__What is being asked__: Could you write out the listing below again, exactly?

----- Supplied information -----

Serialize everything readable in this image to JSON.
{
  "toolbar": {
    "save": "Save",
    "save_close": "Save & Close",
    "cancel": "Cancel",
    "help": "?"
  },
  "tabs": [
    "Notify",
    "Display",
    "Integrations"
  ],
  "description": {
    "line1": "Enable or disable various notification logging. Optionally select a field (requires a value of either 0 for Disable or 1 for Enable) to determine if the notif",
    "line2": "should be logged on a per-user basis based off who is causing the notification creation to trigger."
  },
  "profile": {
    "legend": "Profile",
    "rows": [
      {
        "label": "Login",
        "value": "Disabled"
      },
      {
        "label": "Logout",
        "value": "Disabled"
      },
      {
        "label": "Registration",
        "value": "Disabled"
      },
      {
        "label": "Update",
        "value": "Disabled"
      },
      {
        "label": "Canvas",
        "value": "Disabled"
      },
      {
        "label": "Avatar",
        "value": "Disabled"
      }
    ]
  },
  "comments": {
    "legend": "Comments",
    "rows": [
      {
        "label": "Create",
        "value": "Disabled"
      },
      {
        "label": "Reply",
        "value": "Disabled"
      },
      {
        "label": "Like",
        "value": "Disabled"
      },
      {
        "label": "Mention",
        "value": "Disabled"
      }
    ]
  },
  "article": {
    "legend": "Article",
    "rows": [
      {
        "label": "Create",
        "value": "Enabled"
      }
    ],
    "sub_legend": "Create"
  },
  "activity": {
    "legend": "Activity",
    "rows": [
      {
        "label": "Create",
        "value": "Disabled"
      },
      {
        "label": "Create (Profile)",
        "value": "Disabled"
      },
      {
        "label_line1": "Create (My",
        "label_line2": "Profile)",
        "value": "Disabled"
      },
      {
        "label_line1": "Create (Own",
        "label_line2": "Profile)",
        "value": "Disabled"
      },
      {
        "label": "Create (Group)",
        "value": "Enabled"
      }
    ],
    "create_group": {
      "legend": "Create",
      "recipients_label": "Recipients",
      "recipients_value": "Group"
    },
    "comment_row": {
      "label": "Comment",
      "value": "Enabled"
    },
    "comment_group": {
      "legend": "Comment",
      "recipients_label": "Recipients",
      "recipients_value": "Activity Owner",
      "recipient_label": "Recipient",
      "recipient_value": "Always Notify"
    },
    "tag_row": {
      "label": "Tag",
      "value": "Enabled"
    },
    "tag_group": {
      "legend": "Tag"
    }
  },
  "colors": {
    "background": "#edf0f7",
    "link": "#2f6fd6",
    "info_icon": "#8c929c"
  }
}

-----

__Expected output__:
Serialize everything readable in this image to JSON.
{
  "toolbar": {
    "save": "Save",
    "save_close": "Save & Close",
    "cancel": "Cancel",
    "help": "?"
  },
  "tabs": [
    "Notify",
    "Display",
    "Integrations"
  ],
  "description": {
    "line1": "Enable or disable various notification logging. Optionally select a field (requires a value of either 0 for Disable or 1 for Enable) to determine if the notif",
    "line2": "should be logged on a per-user basis based off who is causing the notification creation to trigger."
  },
  "profile": {
    "legend": "Profile",
    "rows": [
      {
        "label": "Login",
        "value": "Disabled"
      },
      {
        "label": "Logout",
        "value": "Disabled"
      },
      {
        "label": "Registration",
        "value": "Disabled"
      },
      {
        "label": "Update",
        "value": "Disabled"
      },
      {
        "label": "Canvas",
        "value": "Disabled"
      },
      {
        "label": "Avatar",
        "value": "Disabled"
      }
    ]
  },
  "comments": {
    "legend": "Comments",
    "rows": [
      {
        "label": "Create",
        "value": "Disabled"
      },
      {
        "label": "Reply",
        "value": "Disabled"
      },
      {
        "label": "Like",
        "value": "Disabled"
      },
      {
        "label": "Mention",
        "value": "Disabled"
      }
    ]
  },
  "article": {
    "legend": "Article",
    "rows": [
      {
        "label": "Create",
        "value": "Enabled"
      }
    ],
    "sub_legend": "Create"
  },
  "activity": {
    "legend": "Activity",
    "rows": [
      {
        "label": "Create",
        "value": "Disabled"
      },
      {
        "label": "Create (Profile)",
        "value": "Disabled"
      },
      {
        "label_line1": "Create (My",
        "label_line2": "Profile)",
        "value": "Disabled"
      },
      {
        "label_line1": "Create (Own",
        "label_line2": "Profile)",
        "value": "Disabled"
      },
      {
        "label": "Create (Group)",
        "value": "Enabled"
      }
    ],
    "create_group": {
      "legend": "Create",
      "recipients_label": "Recipients",
      "recipients_value": "Group"
    },
    "comment_row": {
      "label": "Comment",
      "value": "Enabled"
    },
    "comment_group": {
      "legend": "Comment",
      "recipients_label": "Recipients",
      "recipients_value": "Activity Owner",
      "recipient_label": "Recipient",
      "recipient_value": "Always Notify"
    },
    "tag_row": {
      "label": "Tag",
      "value": "Enabled"
    },
    "tag_group": {
      "legend": "Tag"
    }
  },
  "colors": {
    "background": "#edf0f7",
    "link": "#2f6fd6",
    "info_icon": "#8c929c"
  }
}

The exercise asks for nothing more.